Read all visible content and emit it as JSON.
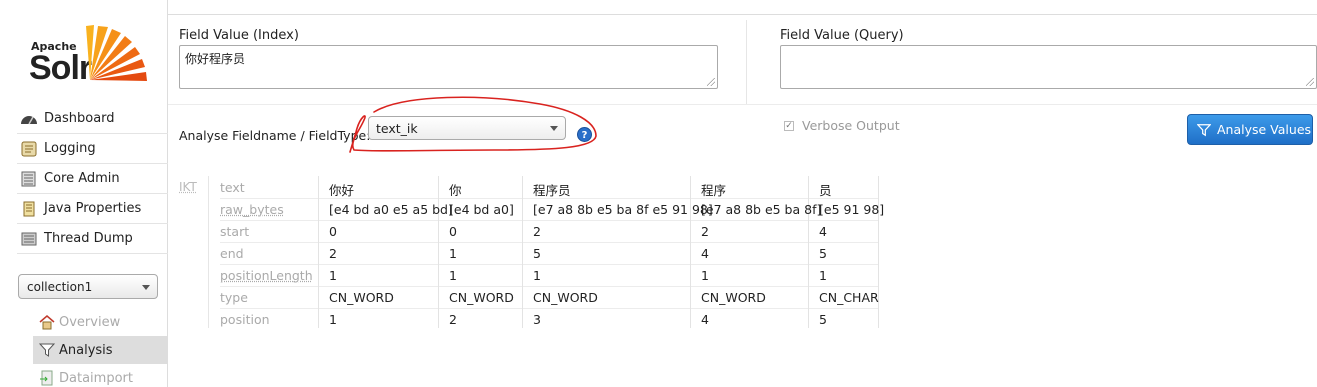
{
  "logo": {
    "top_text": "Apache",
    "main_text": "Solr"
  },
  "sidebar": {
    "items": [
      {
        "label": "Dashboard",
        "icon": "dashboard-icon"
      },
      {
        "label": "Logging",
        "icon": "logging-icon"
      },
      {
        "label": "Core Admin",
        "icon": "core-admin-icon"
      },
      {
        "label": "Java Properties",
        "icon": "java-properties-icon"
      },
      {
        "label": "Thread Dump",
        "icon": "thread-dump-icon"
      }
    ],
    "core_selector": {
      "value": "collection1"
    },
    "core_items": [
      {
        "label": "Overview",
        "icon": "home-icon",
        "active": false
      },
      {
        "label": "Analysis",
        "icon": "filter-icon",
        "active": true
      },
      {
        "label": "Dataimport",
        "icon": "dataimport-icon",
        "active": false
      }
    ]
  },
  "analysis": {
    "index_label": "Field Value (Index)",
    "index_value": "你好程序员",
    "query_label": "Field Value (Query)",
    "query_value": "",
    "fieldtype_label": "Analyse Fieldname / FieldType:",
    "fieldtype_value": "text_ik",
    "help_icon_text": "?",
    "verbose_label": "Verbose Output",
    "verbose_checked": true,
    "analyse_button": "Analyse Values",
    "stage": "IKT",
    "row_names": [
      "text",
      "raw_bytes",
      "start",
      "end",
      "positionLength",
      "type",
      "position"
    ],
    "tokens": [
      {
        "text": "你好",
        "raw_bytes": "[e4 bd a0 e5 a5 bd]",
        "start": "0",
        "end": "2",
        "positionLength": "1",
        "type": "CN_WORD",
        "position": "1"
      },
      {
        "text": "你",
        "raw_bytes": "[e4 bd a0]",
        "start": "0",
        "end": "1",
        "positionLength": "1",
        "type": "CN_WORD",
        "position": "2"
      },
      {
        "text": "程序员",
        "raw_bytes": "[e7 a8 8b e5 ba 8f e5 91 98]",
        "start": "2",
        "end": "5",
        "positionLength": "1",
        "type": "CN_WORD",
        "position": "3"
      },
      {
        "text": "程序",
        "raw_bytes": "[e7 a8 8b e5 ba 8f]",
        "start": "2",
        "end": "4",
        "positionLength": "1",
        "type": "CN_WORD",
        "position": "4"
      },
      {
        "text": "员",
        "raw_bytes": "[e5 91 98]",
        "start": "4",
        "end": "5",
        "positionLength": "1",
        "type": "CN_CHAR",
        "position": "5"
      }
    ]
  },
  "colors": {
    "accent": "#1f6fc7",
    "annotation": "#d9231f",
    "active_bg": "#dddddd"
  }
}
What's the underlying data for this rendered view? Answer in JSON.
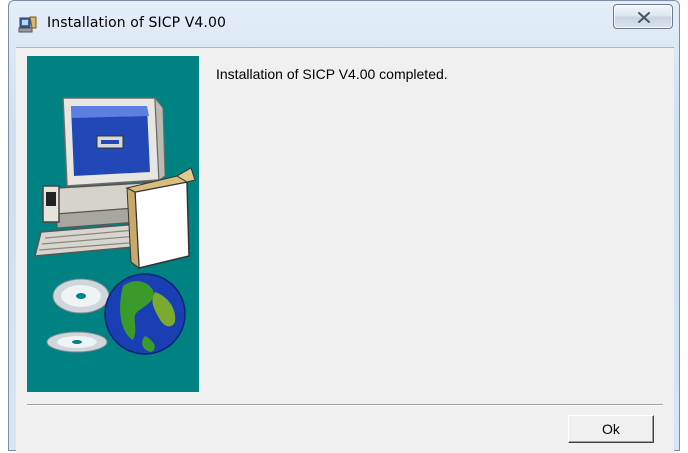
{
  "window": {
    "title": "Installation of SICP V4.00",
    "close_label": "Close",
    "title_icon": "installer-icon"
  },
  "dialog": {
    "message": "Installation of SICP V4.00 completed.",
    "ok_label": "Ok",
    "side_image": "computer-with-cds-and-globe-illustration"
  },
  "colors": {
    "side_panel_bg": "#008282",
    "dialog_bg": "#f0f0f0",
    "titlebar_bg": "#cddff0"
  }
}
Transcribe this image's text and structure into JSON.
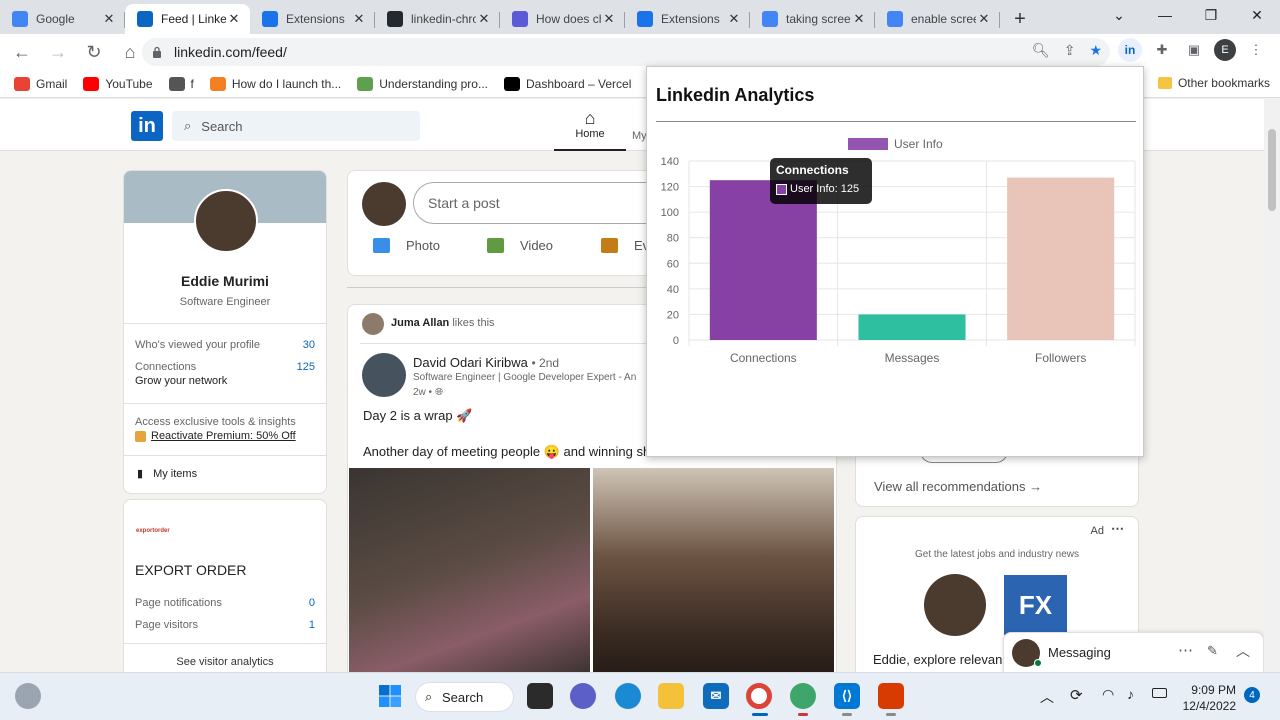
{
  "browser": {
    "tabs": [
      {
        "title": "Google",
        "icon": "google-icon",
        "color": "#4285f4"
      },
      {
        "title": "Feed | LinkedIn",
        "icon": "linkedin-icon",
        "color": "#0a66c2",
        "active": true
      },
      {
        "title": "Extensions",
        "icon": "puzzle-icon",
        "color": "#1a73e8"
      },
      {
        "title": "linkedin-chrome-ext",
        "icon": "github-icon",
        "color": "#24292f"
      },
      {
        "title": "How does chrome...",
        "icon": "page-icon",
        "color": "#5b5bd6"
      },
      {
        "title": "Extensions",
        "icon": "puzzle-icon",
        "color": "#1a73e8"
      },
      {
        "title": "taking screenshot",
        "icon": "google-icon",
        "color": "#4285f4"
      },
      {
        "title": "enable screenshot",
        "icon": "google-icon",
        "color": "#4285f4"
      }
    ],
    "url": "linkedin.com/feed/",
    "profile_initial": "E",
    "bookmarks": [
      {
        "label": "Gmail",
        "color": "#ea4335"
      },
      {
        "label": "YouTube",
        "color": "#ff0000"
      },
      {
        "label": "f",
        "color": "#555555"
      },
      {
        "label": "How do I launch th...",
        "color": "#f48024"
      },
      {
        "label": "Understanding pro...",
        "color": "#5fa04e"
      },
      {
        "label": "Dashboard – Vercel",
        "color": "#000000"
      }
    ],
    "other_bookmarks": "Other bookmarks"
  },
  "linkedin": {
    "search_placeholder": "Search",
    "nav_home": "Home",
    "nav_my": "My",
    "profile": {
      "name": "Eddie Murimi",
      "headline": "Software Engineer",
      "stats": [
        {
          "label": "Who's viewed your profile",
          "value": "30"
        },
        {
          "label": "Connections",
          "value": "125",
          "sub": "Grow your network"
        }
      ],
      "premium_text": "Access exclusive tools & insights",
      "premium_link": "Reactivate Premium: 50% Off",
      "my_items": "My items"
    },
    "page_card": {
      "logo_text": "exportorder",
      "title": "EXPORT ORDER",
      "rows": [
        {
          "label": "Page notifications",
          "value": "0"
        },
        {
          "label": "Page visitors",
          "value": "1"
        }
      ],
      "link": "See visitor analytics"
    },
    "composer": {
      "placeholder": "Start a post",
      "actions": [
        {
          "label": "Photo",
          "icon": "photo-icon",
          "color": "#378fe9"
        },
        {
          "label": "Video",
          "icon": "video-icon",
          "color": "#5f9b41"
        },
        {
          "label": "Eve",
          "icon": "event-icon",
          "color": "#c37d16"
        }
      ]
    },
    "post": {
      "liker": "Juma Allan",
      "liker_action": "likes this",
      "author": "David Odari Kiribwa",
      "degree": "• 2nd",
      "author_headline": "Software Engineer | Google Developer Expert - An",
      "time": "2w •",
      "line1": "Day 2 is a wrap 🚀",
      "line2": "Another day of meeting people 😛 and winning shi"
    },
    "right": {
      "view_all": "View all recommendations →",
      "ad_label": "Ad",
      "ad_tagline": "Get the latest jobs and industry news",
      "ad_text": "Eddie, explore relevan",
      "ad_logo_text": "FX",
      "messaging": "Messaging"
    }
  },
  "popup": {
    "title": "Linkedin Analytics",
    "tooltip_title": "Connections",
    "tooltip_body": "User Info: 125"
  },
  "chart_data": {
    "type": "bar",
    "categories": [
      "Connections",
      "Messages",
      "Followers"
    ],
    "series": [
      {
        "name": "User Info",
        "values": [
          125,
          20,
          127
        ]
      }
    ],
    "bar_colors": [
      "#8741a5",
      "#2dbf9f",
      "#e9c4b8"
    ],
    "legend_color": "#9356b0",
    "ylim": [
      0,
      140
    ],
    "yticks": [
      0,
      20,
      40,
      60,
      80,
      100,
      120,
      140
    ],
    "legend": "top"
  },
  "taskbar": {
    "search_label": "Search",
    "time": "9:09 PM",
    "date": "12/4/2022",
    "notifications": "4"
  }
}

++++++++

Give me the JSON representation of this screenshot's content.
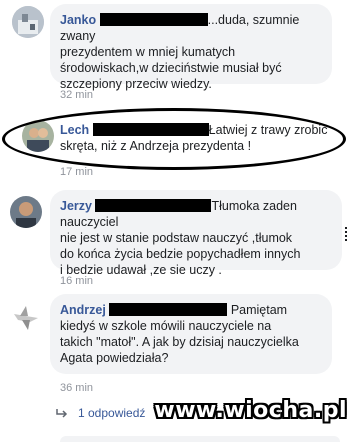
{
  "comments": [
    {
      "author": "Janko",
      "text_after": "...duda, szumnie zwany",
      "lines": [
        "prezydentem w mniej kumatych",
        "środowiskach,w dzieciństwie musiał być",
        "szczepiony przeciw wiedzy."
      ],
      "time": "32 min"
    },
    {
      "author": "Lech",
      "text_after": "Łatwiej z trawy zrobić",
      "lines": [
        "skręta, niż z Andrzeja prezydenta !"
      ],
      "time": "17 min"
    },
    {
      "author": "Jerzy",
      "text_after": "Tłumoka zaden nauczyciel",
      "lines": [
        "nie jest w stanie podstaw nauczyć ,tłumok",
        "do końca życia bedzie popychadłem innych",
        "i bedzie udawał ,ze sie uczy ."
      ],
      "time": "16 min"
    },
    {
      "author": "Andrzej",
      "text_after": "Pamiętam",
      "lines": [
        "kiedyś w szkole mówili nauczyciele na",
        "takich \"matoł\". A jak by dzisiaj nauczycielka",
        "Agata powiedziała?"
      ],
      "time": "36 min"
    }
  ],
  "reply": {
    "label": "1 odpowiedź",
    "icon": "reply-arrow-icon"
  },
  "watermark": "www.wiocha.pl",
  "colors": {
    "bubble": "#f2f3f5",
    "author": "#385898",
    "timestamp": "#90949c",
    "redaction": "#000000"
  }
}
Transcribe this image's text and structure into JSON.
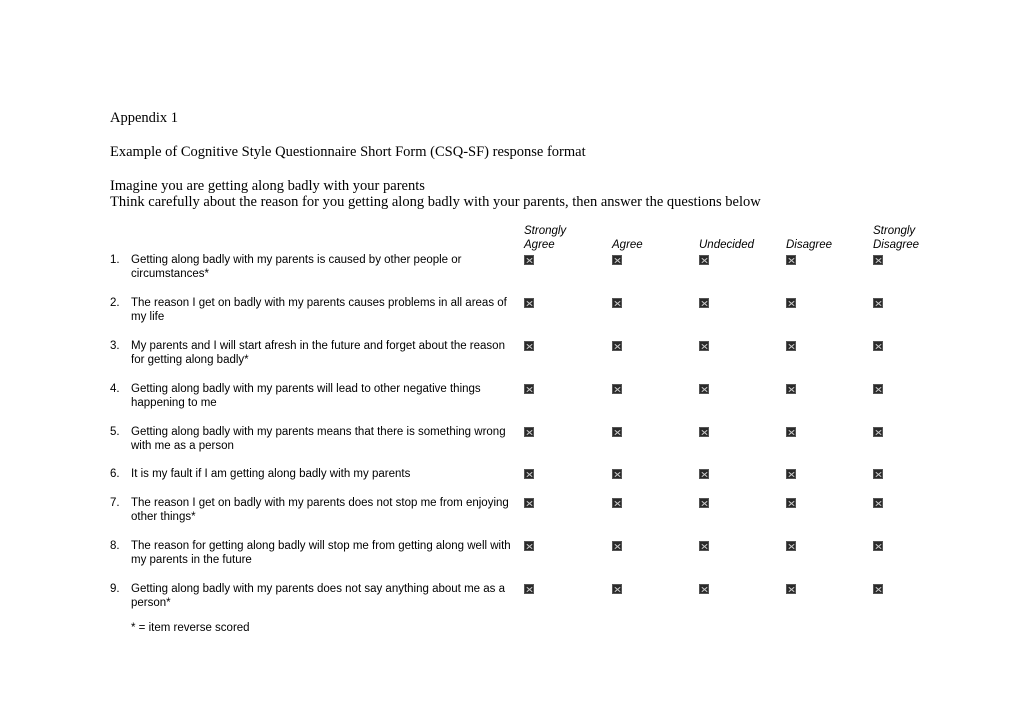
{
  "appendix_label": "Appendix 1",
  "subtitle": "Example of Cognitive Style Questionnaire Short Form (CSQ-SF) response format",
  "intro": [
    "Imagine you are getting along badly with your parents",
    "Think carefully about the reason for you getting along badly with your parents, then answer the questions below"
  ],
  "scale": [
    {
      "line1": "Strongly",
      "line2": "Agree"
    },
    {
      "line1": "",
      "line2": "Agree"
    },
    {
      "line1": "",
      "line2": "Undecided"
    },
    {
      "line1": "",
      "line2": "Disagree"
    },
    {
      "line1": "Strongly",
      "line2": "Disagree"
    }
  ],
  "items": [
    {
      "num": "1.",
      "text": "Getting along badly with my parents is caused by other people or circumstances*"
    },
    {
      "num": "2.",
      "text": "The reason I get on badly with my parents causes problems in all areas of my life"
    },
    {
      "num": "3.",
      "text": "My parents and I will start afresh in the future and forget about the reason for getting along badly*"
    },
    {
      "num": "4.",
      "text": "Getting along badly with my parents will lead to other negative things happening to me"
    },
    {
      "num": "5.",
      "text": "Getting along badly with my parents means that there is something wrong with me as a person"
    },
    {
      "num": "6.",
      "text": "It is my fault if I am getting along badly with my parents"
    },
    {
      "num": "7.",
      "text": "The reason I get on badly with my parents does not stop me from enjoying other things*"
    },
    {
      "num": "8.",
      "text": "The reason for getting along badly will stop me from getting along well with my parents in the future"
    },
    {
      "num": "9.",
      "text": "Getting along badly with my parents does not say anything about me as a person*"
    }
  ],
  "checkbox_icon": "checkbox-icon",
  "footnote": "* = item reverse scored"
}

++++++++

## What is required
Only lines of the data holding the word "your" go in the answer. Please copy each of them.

## Solution for this task
          "label": "Who's viewed your profile",
          "sub": "Grow your network"
    "Imagine you are getting along badly with your parents",
    "Think carefully about the reason for you getting along badly with your parents, then answer the questions below"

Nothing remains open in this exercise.